Sure, sending him down to the AHL could’ve been a nice wake up call. But even after that, the Rangers never called him back up. During his time in Hartford, Malone posted four goals and six assists. Ten points in 24 games isn’t too bad. Put that on top of his recorded 29 penalty minutes, and Malone is basically a better version of Tanner Glass (also a left-winger). Where Malone had offensive talent, Glass has posted one lonely assist all season. So why Malone was denied time while Glass racked up minutes is beyond me.

Tanner Glass was serving a clear purpose earlier in the season: to be an enforcer. He was fighting and finishing hard checks, but his play with the puck took a turn for the worse and it showed in the stats. His plus-minus rating is at a sad -15 right now and it’s been a month or two in the making. Somewhere in that time, Malone should’ve been called up to take the place of Glass on the fourth line. Of course, that’s not what happened so now that Malone is gone we’ll never really know how much he could’ve brought to the Rangers’ game.
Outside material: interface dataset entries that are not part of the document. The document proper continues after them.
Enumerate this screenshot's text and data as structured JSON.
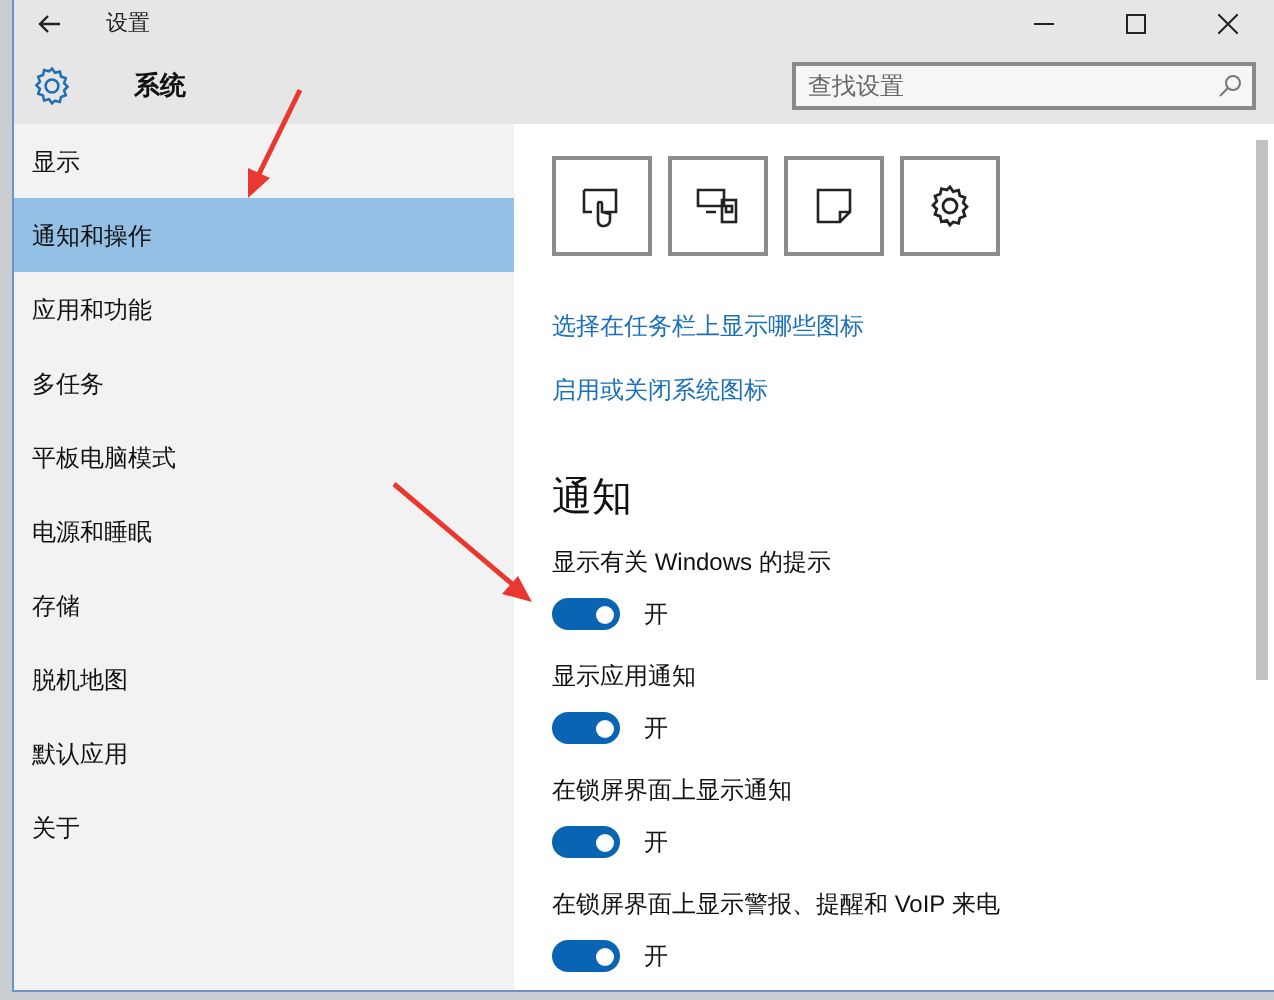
{
  "window": {
    "title": "设置"
  },
  "header": {
    "title": "系统",
    "search": {
      "placeholder": "查找设置"
    }
  },
  "sidebar": {
    "items": [
      {
        "label": "显示",
        "selected": false
      },
      {
        "label": "通知和操作",
        "selected": true
      },
      {
        "label": "应用和功能",
        "selected": false
      },
      {
        "label": "多任务",
        "selected": false
      },
      {
        "label": "平板电脑模式",
        "selected": false
      },
      {
        "label": "电源和睡眠",
        "selected": false
      },
      {
        "label": "存储",
        "selected": false
      },
      {
        "label": "脱机地图",
        "selected": false
      },
      {
        "label": "默认应用",
        "selected": false
      },
      {
        "label": "关于",
        "selected": false
      }
    ]
  },
  "quick_actions": [
    {
      "kind": "touch"
    },
    {
      "kind": "project"
    },
    {
      "kind": "note"
    },
    {
      "kind": "settings"
    }
  ],
  "links": [
    "选择在任务栏上显示哪些图标",
    "启用或关闭系统图标"
  ],
  "notifications": {
    "heading": "通知",
    "toggles": [
      {
        "label": "显示有关 Windows 的提示",
        "on": true,
        "state_text": "开"
      },
      {
        "label": "显示应用通知",
        "on": true,
        "state_text": "开"
      },
      {
        "label": "在锁屏界面上显示通知",
        "on": true,
        "state_text": "开"
      },
      {
        "label": "在锁屏界面上显示警报、提醒和 VoIP 来电",
        "on": true,
        "state_text": "开"
      }
    ]
  }
}
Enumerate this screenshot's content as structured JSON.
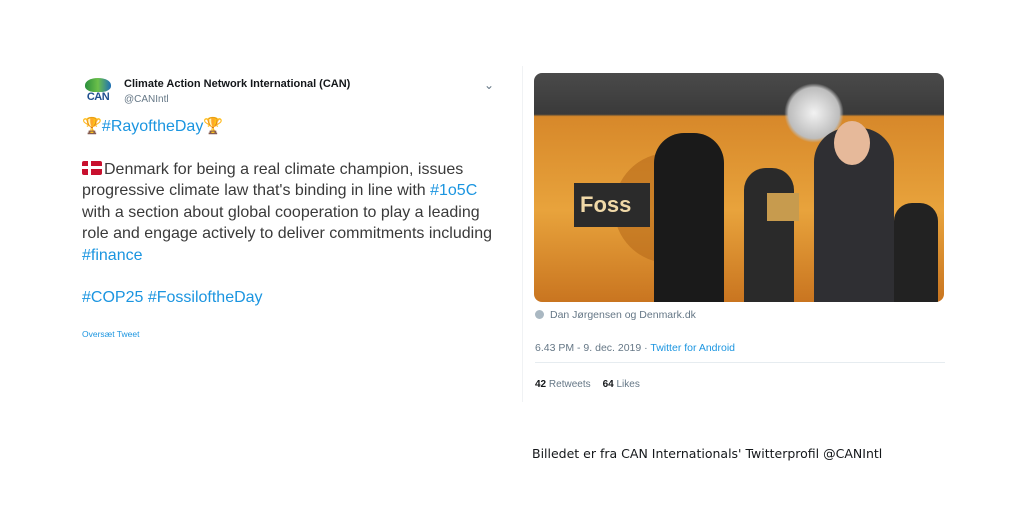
{
  "left_tweet": {
    "author_name": "Climate Action Network International (CAN)",
    "author_handle": "@CANIntl",
    "avatar_text": "CAN",
    "line1_tag": "#RayoftheDay",
    "para2_text_a": "Denmark for being a real climate champion, issues progressive climate law that's binding in line with ",
    "para2_tag1": "#1o5C",
    "para2_text_b": " with a section about global cooperation to play a leading role and engage actively to deliver commitments including ",
    "para2_tag2": "#finance",
    "para3_tag1": "#COP25",
    "para3_tag2": "#FossiloftheDay",
    "translate_label": "Oversæt Tweet"
  },
  "right_tweet": {
    "photo_banner_text": "Foss",
    "attribution": "Dan Jørgensen og Denmark.dk",
    "timestamp": "6.43 PM - 9. dec. 2019",
    "separator": " · ",
    "source": "Twitter for Android",
    "retweets_count": "42",
    "retweets_label": "Retweets",
    "likes_count": "64",
    "likes_label": "Likes"
  },
  "caption": "Billedet er fra CAN Internationals' Twitterprofil @CANIntl",
  "colors": {
    "link": "#1b95e0",
    "muted": "#657786",
    "flag_red": "#c8102e",
    "trophy": "#e0a21b"
  },
  "icons": {
    "trophy": "trophy-icon",
    "flag": "denmark-flag-icon",
    "chevron": "chevron-down-icon",
    "location": "location-pin-icon"
  }
}
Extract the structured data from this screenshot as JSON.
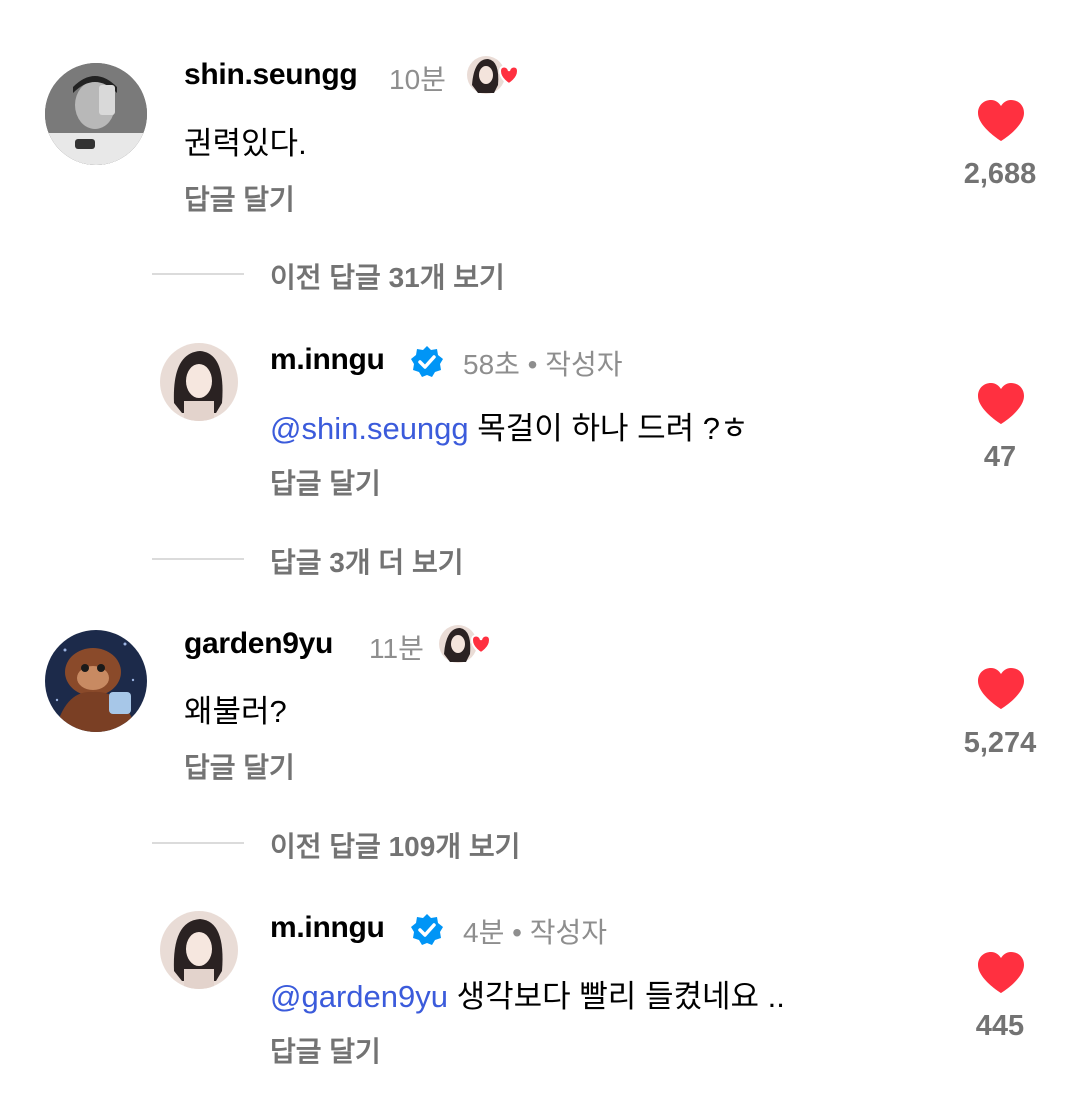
{
  "comments": [
    {
      "username": "shin.seungg",
      "time": "10분",
      "text": "권력있다.",
      "reply_label": "답글 달기",
      "likes": "2,688",
      "author_liked": true
    },
    {
      "username": "m.inngu",
      "verified": true,
      "time": "58초 • 작성자",
      "mention": "@shin.seungg",
      "text": " 목걸이 하나 드려 ?ㅎ",
      "reply_label": "답글 달기",
      "likes": "47"
    },
    {
      "username": "garden9yu",
      "time": "11분",
      "text": "왜불러?",
      "reply_label": "답글 달기",
      "likes": "5,274",
      "author_liked": true
    },
    {
      "username": "m.inngu",
      "verified": true,
      "time": "4분 • 작성자",
      "mention": "@garden9yu",
      "text": " 생각보다 빨리 들켰네요 ..",
      "reply_label": "답글 달기",
      "likes": "445"
    }
  ],
  "view_more": [
    "이전 답글 31개 보기",
    "답글 3개 더 보기",
    "이전 답글 109개 보기"
  ],
  "colors": {
    "heart": "#ff3040",
    "verified": "#0095f6",
    "mention": "#3b5bdb",
    "secondary_text": "#737373"
  }
}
The Rangers could’ve used him to fill the void in their size and could’ve used the extra offense in Malone. While he may have been more of a liability off the ice than Glass, all in all, the Rangers should’ve given more ice time to Malone to really determine the potential he had.

Next: Should the Rangers Part Ways with Martin St. Louis?